Purpose of the Epilogue in The Tempest by William Shakespeare

The Epilogue in The Tempest is a brief piece, but it has caused a big controversy among critics. Some critics doubt Shakespeare’s authorship of the Epilogue, perhaps for the following reasons:

  1. The Prologues and Epilogues and Elizabethan dramas were generally written by others. It is believed that the Epilogue in The Tempest was written by Ben Jonson.
  2. The rhythm and the style of the Epilogue are not Shakespearean.
  3. The Epilogue is quite a commonplace thing and a great dramatist like Shakespeare could not have written such a dull and weak thing.


We would, however, be justified in saying that the Epilogue was written by Shakespeare. Classical plays had prologues and epilogues. Shakespeare did not care much for classical rules. He has, however, followed the classical rules in The Tempest. He has observed the three classical unities of time, place and action. Why should he not follow the classical rule of writing the Epilogue? The authorship of epilogues in As You Like It, Midsummer Night’s Dream, and other plays are not questioned. Why should it then be questioned in the case of The Tempest? The epilogue in The Tempest has, of course, no poetic or Lyrical grandeur, but the rhythm is fairly delightful. The 1deas expressed in the Epilogue are worthy of Shakespeare. Prof. Dowden says:

In its playfulness, the Epilogue curiously falls in with the moral purport of the whole. Even the pardoner needs pardon.

The second controversial point about the Epilogue is its meaning. Critics say that the meaning is not clear and it is not as dignified as might be expected of Shakespeare. But perhaps Prospero is here Shakespeare himself bidding farewell to the stage. Prospero plays three parts in the Epilogue. He plays the part of a magician, an actor and the chief actor in the play, and to an extent, Shakespeare himself. As a magician, Prospero says-“Now my charms are also overthrown, and what strength I have is my own, Which is most faint”.

Shakespeare bids good-bye to the stage, to his magic art of writing and become a plain man. He asks himself whether he should continue on Prospero’s island i.e. the stage or whether he should go back to Naples, that is to Stratford in his case. Prospero as the chief actor begs the audience to applaud and appreciate the play.

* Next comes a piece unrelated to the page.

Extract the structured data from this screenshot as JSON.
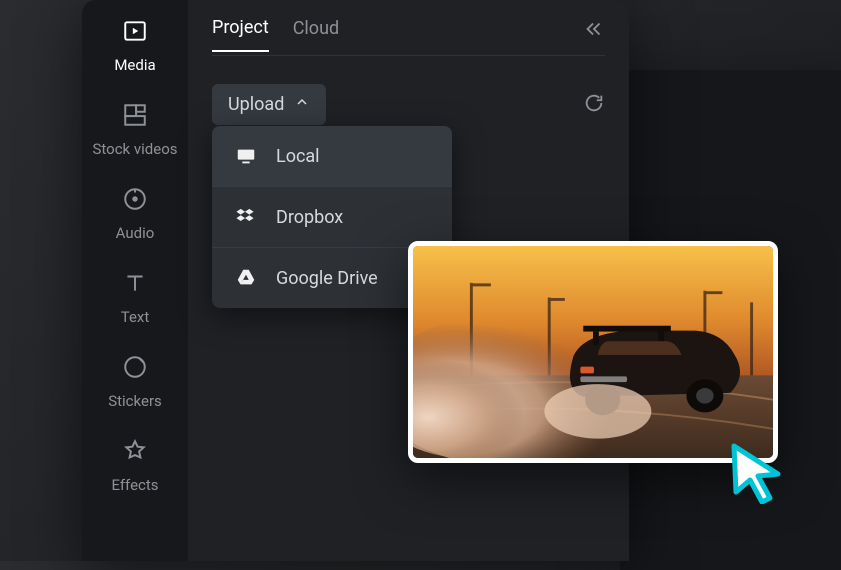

Though the Epilogue seems weak, its authorship need not be questioned.

Also read: *Character analysis of Miranda in The Tempest

* Significance of the Comic subplot of “The Tempest”